Cover image for Do the right thing [videorecording (Blu-ray)]
Do the right thing [videorecording (Blu-ray)]
Physical Description:
2 videodiscs (120 min.) : sound, color ; 4 3/4 in.
It's the hottest day of the year in the Bedford-Stuyvesant neighborhood of Brooklyn. Tensions are growing, with the only local businesses being a Korean grocery and Sal's Pizzeria. Mookie is Sal's delivery boy. Radio Raheem has the letters of love and hate written on his hands. He is defiant and together with a motivated Buggin Out, push Sal and his sons to their breaking point. The cops intervene, using force and brutality to apprehend the large Radio Raheem. He is unwilling to succumb to the over-excessive brutality of the police and the racist views of Sal and his family. The overzealous police officers don't understand the repercussions of the violence they just unleashed. The neighbors band together to protest this extreme form of pure, toxic bigotry. Mob mentality takes over and the other local non-African American store owners become threatened. Tempers flare and rage is in the air.
System Details Note:
Blu-ray, wide screen (1.85:1) presentation; 5.1 surround DTS-HD Master Audio; requires Blu-ray player.
Target Audience Note:
Rating: R.
Video disc
Production, Publication, Distribution, Manufacture, and Copyright Notice:
[Universal City, Calif.] : Universal Studios Home Entertainment, [2019]
General Note:
Title from sell sheet.

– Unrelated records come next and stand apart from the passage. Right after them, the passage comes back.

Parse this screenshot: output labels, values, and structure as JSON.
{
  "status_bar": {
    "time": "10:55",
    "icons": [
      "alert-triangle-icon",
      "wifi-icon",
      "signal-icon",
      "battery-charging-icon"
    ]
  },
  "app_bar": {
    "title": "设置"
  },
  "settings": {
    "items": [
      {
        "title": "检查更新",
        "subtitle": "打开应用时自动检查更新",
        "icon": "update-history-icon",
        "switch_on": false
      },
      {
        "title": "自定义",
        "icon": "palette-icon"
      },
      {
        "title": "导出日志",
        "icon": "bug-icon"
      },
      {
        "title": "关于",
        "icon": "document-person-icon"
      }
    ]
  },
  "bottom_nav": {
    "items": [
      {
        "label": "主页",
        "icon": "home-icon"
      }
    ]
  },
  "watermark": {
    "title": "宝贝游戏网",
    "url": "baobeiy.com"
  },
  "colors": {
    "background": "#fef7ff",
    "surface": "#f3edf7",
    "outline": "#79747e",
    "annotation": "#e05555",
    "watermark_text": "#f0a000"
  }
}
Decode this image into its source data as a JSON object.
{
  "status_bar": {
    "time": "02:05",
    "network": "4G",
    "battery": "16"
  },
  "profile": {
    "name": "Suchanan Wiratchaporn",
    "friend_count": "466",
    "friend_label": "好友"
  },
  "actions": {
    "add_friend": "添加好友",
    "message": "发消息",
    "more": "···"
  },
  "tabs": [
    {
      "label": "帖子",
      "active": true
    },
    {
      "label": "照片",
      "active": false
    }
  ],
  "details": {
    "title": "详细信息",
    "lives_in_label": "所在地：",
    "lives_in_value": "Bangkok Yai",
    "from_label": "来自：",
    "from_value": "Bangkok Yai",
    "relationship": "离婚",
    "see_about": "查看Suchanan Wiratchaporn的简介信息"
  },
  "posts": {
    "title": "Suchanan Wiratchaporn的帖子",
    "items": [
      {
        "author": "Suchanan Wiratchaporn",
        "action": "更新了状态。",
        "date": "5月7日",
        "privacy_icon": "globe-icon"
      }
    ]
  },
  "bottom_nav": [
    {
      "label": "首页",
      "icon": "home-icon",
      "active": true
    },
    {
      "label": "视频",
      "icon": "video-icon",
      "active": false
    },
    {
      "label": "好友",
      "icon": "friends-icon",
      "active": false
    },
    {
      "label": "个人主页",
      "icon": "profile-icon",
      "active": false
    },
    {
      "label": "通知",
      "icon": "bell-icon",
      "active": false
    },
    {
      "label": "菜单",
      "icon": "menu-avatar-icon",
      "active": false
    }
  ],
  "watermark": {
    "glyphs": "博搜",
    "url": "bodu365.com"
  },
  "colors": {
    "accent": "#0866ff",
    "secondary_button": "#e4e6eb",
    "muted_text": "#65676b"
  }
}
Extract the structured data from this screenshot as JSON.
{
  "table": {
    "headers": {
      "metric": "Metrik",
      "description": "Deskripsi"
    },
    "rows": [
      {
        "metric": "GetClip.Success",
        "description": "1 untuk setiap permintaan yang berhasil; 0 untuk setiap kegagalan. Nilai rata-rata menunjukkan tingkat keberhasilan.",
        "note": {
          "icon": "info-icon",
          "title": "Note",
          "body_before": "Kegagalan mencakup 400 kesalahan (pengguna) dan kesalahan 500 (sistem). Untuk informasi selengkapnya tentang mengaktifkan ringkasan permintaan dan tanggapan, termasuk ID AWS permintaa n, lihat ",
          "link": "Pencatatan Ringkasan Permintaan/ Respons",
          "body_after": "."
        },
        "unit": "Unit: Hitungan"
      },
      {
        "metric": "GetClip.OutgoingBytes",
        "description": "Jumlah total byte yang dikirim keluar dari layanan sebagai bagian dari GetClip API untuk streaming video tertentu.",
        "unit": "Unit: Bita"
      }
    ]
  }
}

Originally released as a motion picture in 1989.

Wide screen (1.85:1).

Special features: new 4K digital restoration; audio commentary from 1995 featuring director Spike Lee, cinematographer, Ernest Dickerson, production designer Wynn Thomas, and actor Joie Lee; introductions by Lee; Making "Do the right thing," a documentary from 1988 by St. Clair Bourne; new interviews with costume designer Ruth E. Carter, camera assistant Darnell Martin, New York City Council member Robert Cornegy Jr., and writer Nelson George; interview with editor Barry Alexander Brown from 2000; programs from 2000 and 2009 featuring Lee and members of the cast and crew; Twenty years later, an interview program from 2009 featuring Lee and members of the cast and crew; music video for Public Enemy's "Fight the power," directed by Lee, with remarks from rapper Chuck D; behind-the-scenes footage; Cannes Film Festival press conference from 1989; deleted and extended scenes; original storyboards, trailer, and TV spots; an essay by critic Vinson Cunningham and extensive excerpts from the journal Lee kept during the preparation for and production of the film.